#### Your task:
Would you set down every entry shown below, precisely as written?

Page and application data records
╭──

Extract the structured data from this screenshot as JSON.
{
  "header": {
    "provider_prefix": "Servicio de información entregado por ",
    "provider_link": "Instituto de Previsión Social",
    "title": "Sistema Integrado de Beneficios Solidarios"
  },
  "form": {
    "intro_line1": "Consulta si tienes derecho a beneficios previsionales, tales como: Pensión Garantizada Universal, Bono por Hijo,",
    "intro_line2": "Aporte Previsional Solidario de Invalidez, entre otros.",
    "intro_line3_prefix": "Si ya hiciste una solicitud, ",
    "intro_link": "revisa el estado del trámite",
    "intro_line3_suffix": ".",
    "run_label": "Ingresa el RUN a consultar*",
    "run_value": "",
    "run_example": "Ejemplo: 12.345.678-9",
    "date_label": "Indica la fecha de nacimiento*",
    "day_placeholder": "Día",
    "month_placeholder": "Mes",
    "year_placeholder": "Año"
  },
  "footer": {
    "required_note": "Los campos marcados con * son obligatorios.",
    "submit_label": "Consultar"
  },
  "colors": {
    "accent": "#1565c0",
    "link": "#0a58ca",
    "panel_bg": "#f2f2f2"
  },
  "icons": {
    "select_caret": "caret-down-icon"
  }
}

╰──

#### Task output:
Extract the structured data from this screenshot as JSON.
{
  "header": {
    "provider_prefix": "Servicio de información entregado por ",
    "provider_link": "Instituto de Previsión Social",
    "title": "Sistema Integrado de Beneficios Solidarios"
  },
  "form": {
    "intro_line1": "Consulta si tienes derecho a beneficios previsionales, tales como: Pensión Garantizada Universal, Bono por Hijo,",
    "intro_line2": "Aporte Previsional Solidario de Invalidez, entre otros.",
    "intro_line3_prefix": "Si ya hiciste una solicitud, ",
    "intro_link": "revisa el estado del trámite",
    "intro_line3_suffix": ".",
    "run_label": "Ingresa el RUN a consultar*",
    "run_value": "",
    "run_example": "Ejemplo: 12.345.678-9",
    "date_label": "Indica la fecha de nacimiento*",
    "day_placeholder": "Día",
    "month_placeholder": "Mes",
    "year_placeholder": "Año"
  },
  "footer": {
    "required_note": "Los campos marcados con * son obligatorios.",
    "submit_label": "Consultar"
  },
  "colors": {
    "accent": "#1565c0",
    "link": "#0a58ca",
    "panel_bg": "#f2f2f2"
  },
  "icons": {
    "select_caret": "caret-down-icon"
  }
}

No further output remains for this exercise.